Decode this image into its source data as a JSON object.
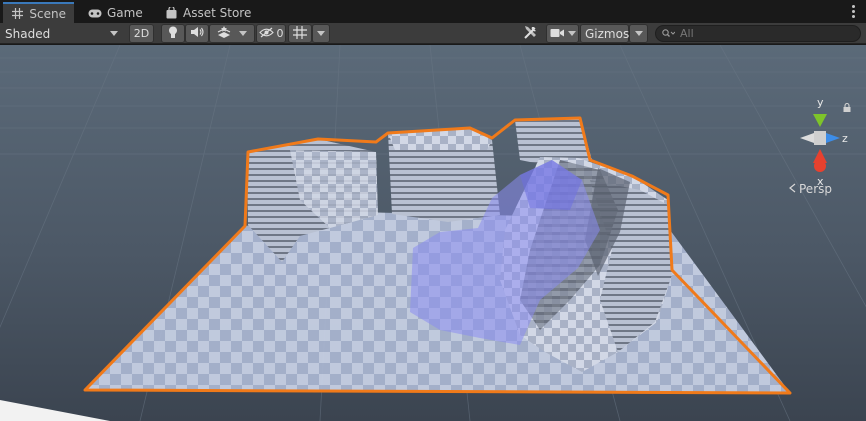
{
  "tabs": [
    {
      "label": "Scene",
      "icon": "grid-icon",
      "active": true
    },
    {
      "label": "Game",
      "icon": "gamepad-icon",
      "active": false
    },
    {
      "label": "Asset Store",
      "icon": "bag-icon",
      "active": false
    }
  ],
  "toolbar": {
    "draw_mode": "Shaded",
    "mode_2d": "2D",
    "hidden_count": "0",
    "gizmos_label": "Gizmos"
  },
  "search": {
    "placeholder": "All"
  },
  "orientation": {
    "y_label": "y",
    "z_label": "z",
    "x_label": "x",
    "projection": "Persp"
  },
  "colors": {
    "accent": "#3a79bb",
    "selection_outline": "#f07a1a",
    "axis_x": "#e8412e",
    "axis_y": "#7ec42a",
    "axis_z": "#3d8de8",
    "navmesh": "#8a8cf0"
  }
}
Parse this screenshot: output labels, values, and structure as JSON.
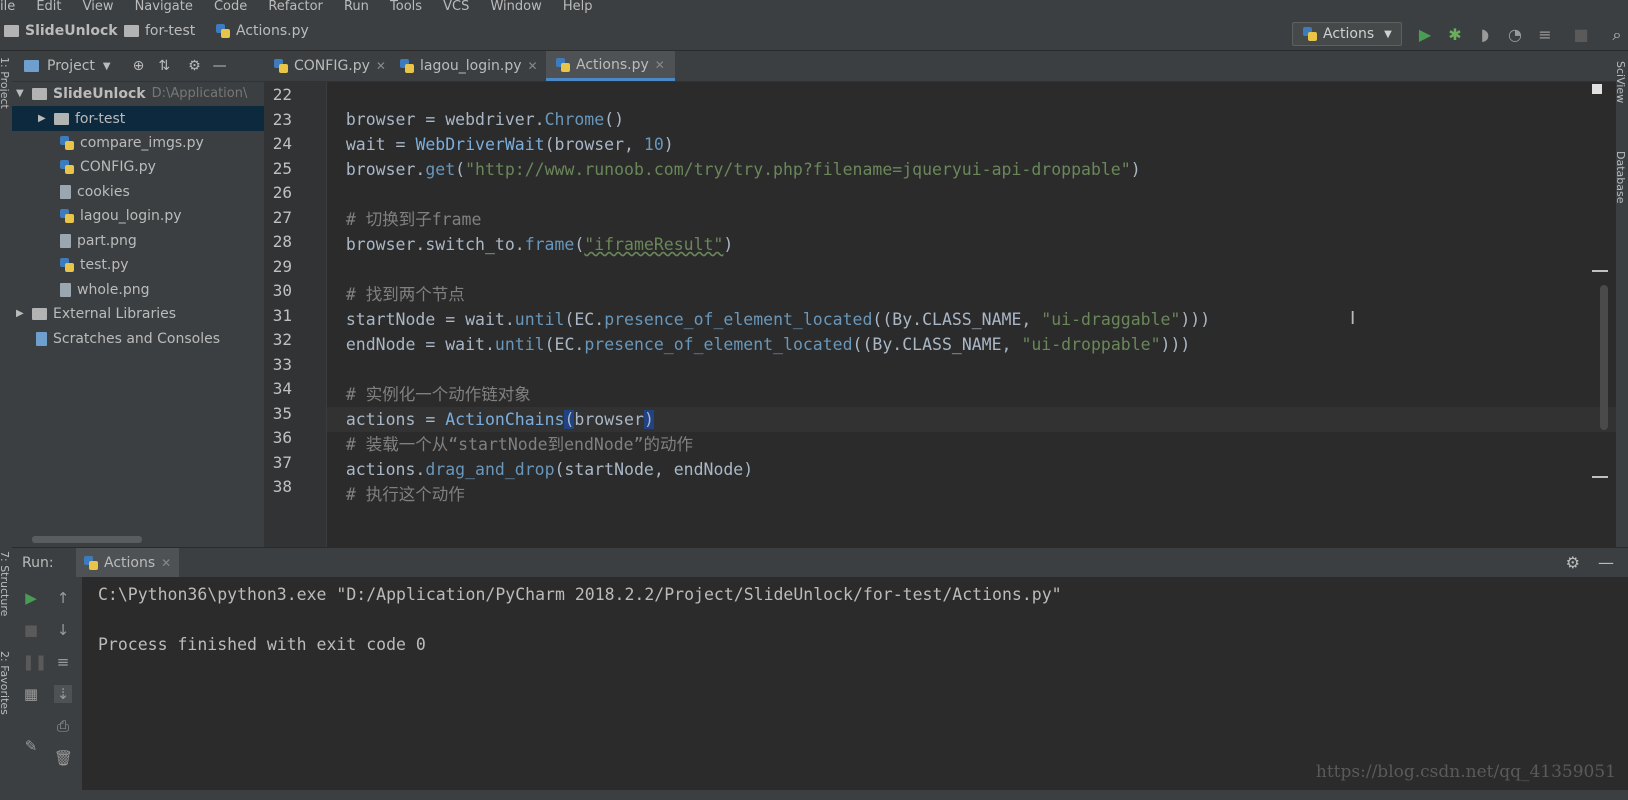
{
  "menu": [
    "ile",
    "Edit",
    "View",
    "Navigate",
    "Code",
    "Refactor",
    "Run",
    "Tools",
    "VCS",
    "Window",
    "Help"
  ],
  "breadcrumb": {
    "project": "SlideUnlock",
    "folder": "for-test",
    "file": "Actions.py"
  },
  "run_config": {
    "label": "Actions",
    "arrow": "▼"
  },
  "toolbar_icons": [
    "run-icon",
    "debug-icon",
    "coverage-icon",
    "profile-icon",
    "concurrency-icon",
    "stop-icon",
    "search-icon"
  ],
  "side_strip": {
    "left_top": "1: Project",
    "left_bottom_1": "7: Structure",
    "left_bottom_2": "2: Favorites",
    "right_1": "SciView",
    "right_2": "Database"
  },
  "project_panel": {
    "title": "Project",
    "root": {
      "name": "SlideUnlock",
      "path": "D:\\Application\\"
    },
    "items": [
      {
        "label": "for-test",
        "kind": "folder"
      },
      {
        "label": "compare_imgs.py",
        "kind": "py"
      },
      {
        "label": "CONFIG.py",
        "kind": "py"
      },
      {
        "label": "cookies",
        "kind": "file"
      },
      {
        "label": "lagou_login.py",
        "kind": "py"
      },
      {
        "label": "part.png",
        "kind": "file"
      },
      {
        "label": "test.py",
        "kind": "py"
      },
      {
        "label": "whole.png",
        "kind": "file"
      }
    ],
    "external": "External Libraries",
    "scratches": "Scratches and Consoles"
  },
  "tabs": [
    {
      "label": "CONFIG.py"
    },
    {
      "label": "lagou_login.py"
    },
    {
      "label": "Actions.py"
    }
  ],
  "code": {
    "numbers": [
      "22",
      "23",
      "24",
      "25",
      "26",
      "27",
      "28",
      "29",
      "30",
      "31",
      "32",
      "33",
      "34",
      "35",
      "36",
      "37",
      "38"
    ],
    "l23": {
      "a": "browser",
      "b": " = webdriver.",
      "c": "Chrome",
      "d": "()"
    },
    "l24": {
      "a": "wait",
      "b": " = ",
      "c": "WebDriverWait",
      "d": "(browser, ",
      "e": "10",
      "f": ")"
    },
    "l25": {
      "a": "browser.",
      "b": "get",
      "c": "(",
      "d": "\"http://www.runoob.com/try/try.php?filename=jqueryui-api-droppable\"",
      "e": ")"
    },
    "l27": "# 切换到子frame",
    "l28": {
      "a": "browser.switch_to.",
      "b": "frame",
      "c": "(",
      "d": "\"iframeResult\"",
      "e": ")"
    },
    "l30": "# 找到两个节点",
    "l31": {
      "a": "startNode",
      "b": " = wait.",
      "c": "until",
      "d": "(EC.",
      "e": "presence_of_element_located",
      "f": "((By.CLASS_NAME, ",
      "g": "\"ui-draggable\"",
      "h": ")))"
    },
    "l32": {
      "a": "endNode",
      "b": " = wait.",
      "c": "until",
      "d": "(EC.",
      "e": "presence_of_element_located",
      "f": "((By.CLASS_NAME, ",
      "g": "\"ui-droppable\"",
      "h": ")))"
    },
    "l34": "# 实例化一个动作链对象",
    "l35": {
      "a": "actions",
      "b": " = ",
      "c": "ActionChains",
      "d": "(",
      "e": "browser",
      "f": ")"
    },
    "l36": "# 装载一个从“startNode到endNode”的动作",
    "l37": {
      "a": "actions.",
      "b": "drag_and_drop",
      "c": "(startNode, endNode)"
    },
    "l38": "# 执行这个动作"
  },
  "run_panel": {
    "label": "Run:",
    "tab": "Actions",
    "command": "C:\\Python36\\python3.exe \"D:/Application/PyCharm 2018.2.2/Project/SlideUnlock/for-test/Actions.py\"",
    "result": "Process finished with exit code 0"
  },
  "watermark": "https://blog.csdn.net/qq_41359051",
  "colors": {
    "accent": "#4a88c7",
    "keyword_call": "#6897bb",
    "string": "#6a8759",
    "comment": "#808080",
    "run_green": "#499c54"
  }
}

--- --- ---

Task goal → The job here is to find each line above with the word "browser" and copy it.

Answer below →
      "a": "browser",
      "d": "(browser, ",
      "a": "browser.",
      "a": "browser.switch_to.",
      "e": "browser",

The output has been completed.